Anno Domini 774

A mysterious source of radiation was captured in tree rings sometime from 774 to 775.  Scientists say it wasn't solar flares or supernovae; it's some mystery what it might have been.

I'd just like to note the entry from the Anglo-Saxon Chronicle for that year.
This year the Northumbrians banished their king, Alred, from York at Easter-tide; and chose Ethelred, the son of Mull, for their lord, who reigned four winters.

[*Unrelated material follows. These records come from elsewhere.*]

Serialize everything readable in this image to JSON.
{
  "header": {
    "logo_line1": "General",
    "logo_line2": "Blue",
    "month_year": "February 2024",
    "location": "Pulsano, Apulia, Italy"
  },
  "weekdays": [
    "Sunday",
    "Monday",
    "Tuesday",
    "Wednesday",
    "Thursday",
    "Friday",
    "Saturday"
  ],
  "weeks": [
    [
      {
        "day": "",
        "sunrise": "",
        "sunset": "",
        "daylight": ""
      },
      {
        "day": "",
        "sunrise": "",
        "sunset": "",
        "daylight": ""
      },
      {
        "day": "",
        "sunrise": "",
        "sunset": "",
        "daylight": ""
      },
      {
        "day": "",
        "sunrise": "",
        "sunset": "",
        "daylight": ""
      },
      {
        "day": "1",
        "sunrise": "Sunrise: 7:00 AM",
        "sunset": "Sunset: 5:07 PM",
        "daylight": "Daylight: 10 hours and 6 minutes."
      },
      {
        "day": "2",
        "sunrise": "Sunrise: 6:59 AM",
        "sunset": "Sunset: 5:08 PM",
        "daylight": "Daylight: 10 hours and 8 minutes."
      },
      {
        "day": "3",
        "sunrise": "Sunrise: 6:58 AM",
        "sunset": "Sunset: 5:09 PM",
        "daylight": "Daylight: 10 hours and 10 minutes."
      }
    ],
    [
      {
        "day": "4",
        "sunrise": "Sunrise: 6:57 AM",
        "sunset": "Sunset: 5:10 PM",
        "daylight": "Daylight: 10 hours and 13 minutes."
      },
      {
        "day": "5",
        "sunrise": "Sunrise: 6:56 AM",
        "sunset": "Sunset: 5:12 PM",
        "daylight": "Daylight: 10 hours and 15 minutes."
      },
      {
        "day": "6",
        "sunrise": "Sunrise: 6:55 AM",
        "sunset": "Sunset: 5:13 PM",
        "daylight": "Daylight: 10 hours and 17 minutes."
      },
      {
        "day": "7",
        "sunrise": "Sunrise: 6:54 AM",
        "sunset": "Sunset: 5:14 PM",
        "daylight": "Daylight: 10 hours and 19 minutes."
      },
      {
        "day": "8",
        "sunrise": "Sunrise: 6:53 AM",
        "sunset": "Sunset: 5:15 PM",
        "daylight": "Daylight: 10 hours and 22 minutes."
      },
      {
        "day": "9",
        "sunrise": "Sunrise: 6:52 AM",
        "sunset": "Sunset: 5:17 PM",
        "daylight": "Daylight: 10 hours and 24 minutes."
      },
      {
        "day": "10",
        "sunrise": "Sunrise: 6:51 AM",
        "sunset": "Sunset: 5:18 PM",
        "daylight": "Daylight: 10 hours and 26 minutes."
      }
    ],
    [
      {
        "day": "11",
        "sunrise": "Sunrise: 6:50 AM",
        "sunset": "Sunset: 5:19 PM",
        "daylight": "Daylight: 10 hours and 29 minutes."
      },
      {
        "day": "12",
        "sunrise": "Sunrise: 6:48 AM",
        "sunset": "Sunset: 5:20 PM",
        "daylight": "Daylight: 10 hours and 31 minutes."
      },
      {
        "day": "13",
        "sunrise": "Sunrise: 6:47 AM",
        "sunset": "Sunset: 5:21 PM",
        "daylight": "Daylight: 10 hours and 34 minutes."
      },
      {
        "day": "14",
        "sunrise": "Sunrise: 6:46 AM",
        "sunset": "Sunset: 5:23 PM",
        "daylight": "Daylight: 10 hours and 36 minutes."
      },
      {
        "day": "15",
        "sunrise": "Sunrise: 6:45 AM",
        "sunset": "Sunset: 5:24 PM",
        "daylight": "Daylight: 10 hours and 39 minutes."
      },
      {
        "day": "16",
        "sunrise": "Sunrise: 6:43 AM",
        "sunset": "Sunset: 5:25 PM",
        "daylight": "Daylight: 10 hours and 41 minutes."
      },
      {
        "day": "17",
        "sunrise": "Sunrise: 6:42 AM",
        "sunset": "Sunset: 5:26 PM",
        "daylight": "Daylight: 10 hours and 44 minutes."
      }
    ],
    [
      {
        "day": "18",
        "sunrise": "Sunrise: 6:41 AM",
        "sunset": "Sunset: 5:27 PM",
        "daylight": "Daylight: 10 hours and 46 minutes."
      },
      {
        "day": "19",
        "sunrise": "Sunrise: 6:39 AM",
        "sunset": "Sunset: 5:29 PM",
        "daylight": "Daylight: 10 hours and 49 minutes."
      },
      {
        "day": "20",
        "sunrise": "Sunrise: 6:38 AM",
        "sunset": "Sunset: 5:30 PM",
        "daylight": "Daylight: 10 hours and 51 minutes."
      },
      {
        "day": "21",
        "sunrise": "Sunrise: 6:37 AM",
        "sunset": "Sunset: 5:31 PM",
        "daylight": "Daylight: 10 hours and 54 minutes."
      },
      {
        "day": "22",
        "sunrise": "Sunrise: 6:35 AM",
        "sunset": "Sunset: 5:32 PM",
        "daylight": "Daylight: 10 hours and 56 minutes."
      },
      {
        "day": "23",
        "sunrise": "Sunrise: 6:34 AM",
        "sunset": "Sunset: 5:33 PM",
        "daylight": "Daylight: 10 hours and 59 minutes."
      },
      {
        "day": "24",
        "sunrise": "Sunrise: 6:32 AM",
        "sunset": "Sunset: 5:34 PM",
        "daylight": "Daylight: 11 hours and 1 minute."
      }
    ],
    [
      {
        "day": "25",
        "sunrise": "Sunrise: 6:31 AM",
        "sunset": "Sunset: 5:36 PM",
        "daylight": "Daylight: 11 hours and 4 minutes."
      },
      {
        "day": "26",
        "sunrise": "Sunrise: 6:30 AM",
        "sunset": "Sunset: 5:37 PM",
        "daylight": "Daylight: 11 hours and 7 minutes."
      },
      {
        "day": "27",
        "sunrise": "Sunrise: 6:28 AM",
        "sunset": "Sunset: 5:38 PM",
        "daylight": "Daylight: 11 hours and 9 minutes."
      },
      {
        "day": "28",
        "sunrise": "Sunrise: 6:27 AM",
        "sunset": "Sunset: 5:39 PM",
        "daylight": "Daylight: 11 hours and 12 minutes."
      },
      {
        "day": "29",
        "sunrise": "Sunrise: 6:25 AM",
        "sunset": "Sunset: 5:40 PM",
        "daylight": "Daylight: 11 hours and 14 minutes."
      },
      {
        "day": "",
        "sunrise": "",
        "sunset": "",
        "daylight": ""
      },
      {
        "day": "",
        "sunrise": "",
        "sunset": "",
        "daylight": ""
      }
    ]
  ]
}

This year also appeared in the heavens a red crucifix, after sunset; the Mercians and the men of Kent fought at Otford; and wonderful serpents were seen in the land of the South-Saxons.
Now, the Anglo-Saxon Chronicle is a pretty sober document.  Most of the entries were made by monks, recording the chief events of the year.  However, once in a while one does get a surprising claim -- for example, see the entry for the year A.D. 793, the year the Vikings first appeared in England and plundered the holy island of Lindisfarne.

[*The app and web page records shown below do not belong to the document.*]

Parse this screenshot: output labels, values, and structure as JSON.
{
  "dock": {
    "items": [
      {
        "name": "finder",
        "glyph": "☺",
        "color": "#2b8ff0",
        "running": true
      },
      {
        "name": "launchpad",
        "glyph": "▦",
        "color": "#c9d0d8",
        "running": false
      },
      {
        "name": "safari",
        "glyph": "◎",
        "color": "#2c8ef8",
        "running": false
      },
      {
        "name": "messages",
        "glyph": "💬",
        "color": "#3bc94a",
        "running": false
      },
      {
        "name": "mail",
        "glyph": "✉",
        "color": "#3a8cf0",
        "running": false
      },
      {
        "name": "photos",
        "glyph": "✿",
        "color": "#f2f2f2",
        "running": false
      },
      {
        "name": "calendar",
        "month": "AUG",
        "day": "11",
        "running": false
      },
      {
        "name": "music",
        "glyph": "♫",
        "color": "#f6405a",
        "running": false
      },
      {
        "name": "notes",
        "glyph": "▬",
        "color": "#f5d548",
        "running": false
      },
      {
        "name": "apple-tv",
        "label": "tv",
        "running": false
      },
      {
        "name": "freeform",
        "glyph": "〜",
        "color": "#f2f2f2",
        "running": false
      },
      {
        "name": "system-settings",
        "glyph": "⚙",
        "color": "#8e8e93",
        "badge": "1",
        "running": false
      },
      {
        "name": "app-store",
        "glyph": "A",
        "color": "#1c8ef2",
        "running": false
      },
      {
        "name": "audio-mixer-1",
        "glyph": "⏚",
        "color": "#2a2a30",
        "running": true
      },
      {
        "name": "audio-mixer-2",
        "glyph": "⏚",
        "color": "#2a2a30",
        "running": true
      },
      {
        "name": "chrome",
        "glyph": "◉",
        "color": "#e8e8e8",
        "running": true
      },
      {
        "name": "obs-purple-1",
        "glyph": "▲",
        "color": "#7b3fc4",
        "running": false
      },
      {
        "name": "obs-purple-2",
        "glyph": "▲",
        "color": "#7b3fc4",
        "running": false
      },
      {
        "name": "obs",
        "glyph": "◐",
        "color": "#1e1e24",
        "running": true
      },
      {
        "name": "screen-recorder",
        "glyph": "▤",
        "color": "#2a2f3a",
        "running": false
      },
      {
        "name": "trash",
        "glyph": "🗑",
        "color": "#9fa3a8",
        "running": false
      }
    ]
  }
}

Still, in spite of the occasional entry that contemporary readers are inclined to reject, it's generally a reliable source for information.  If they say a red crucifix appeared in the heavens that year, I'd be inclined to consider that as a possible physical description of whatever it is that caused the strangeness in the tree rings.


james said...

The phenomena for 774 and 793 sound roughly similar in kind, especially if they had different reporters. Part of the 793 display is plainly aurora, possibly all of it.

For some reason I only get the abstract, which says 12% rather than 1.2% and doesn't include their reasons why this isn't a solar flare. If they're using historical searches, then I think you found a reason for it to be a flare. Or something more dramatic and extra-solar. I wonder if the big flare of the last century was associated with an uptick in C14.

Bob said...

It's just possible that the output from a pulsar or black hole glanced our way for a little while. I think that might cause the high atmosphere ionization one needs for red crosses and serpents.

And a huge uptick in carbon 14.

MikeD said...

The "wonderous serpents" made me think of auroras as well. "Red crucifix" sounded more like a nova type event, but I really wish they had sketched it.

Anonymous said...

Hmmm, what do the Chinese records say? They are the written record for a lot of other astronomical events.


bthun said...

Auroras sound reasonable to me...

But maybe *queues up Twilight Zone musice* we should ask that hair fellow on the [anything but] History Channel.